### ACTION ITEM
Report how many lines in the records carry the string "vertical", and give no further text.

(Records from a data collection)

★ ★ ★ ★

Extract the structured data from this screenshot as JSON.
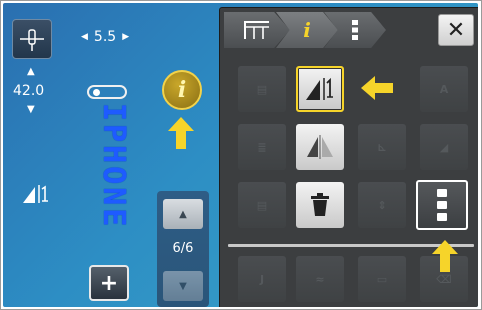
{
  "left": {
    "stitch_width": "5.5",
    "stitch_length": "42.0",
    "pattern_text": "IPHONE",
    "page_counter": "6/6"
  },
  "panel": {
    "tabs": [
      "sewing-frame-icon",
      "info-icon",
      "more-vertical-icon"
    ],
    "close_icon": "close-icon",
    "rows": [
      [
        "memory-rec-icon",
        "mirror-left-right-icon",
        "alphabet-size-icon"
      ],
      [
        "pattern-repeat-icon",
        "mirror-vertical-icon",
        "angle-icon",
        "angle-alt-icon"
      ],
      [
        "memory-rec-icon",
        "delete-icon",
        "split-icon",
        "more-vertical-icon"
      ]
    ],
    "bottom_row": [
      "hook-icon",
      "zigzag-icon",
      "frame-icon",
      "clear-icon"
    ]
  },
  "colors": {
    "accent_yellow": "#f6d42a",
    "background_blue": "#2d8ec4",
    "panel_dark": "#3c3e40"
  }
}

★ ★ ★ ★

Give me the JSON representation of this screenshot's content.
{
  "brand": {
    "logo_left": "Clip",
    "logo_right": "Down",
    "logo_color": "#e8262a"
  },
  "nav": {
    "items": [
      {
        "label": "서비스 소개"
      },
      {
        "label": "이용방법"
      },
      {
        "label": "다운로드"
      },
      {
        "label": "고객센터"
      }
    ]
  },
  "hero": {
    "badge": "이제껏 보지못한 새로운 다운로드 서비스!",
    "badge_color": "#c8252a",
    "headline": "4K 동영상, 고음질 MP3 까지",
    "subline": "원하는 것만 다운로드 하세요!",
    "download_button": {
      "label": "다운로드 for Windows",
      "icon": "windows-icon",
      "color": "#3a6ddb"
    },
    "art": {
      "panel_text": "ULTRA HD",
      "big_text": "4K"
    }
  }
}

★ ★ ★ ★

### ANSWER SPACE
3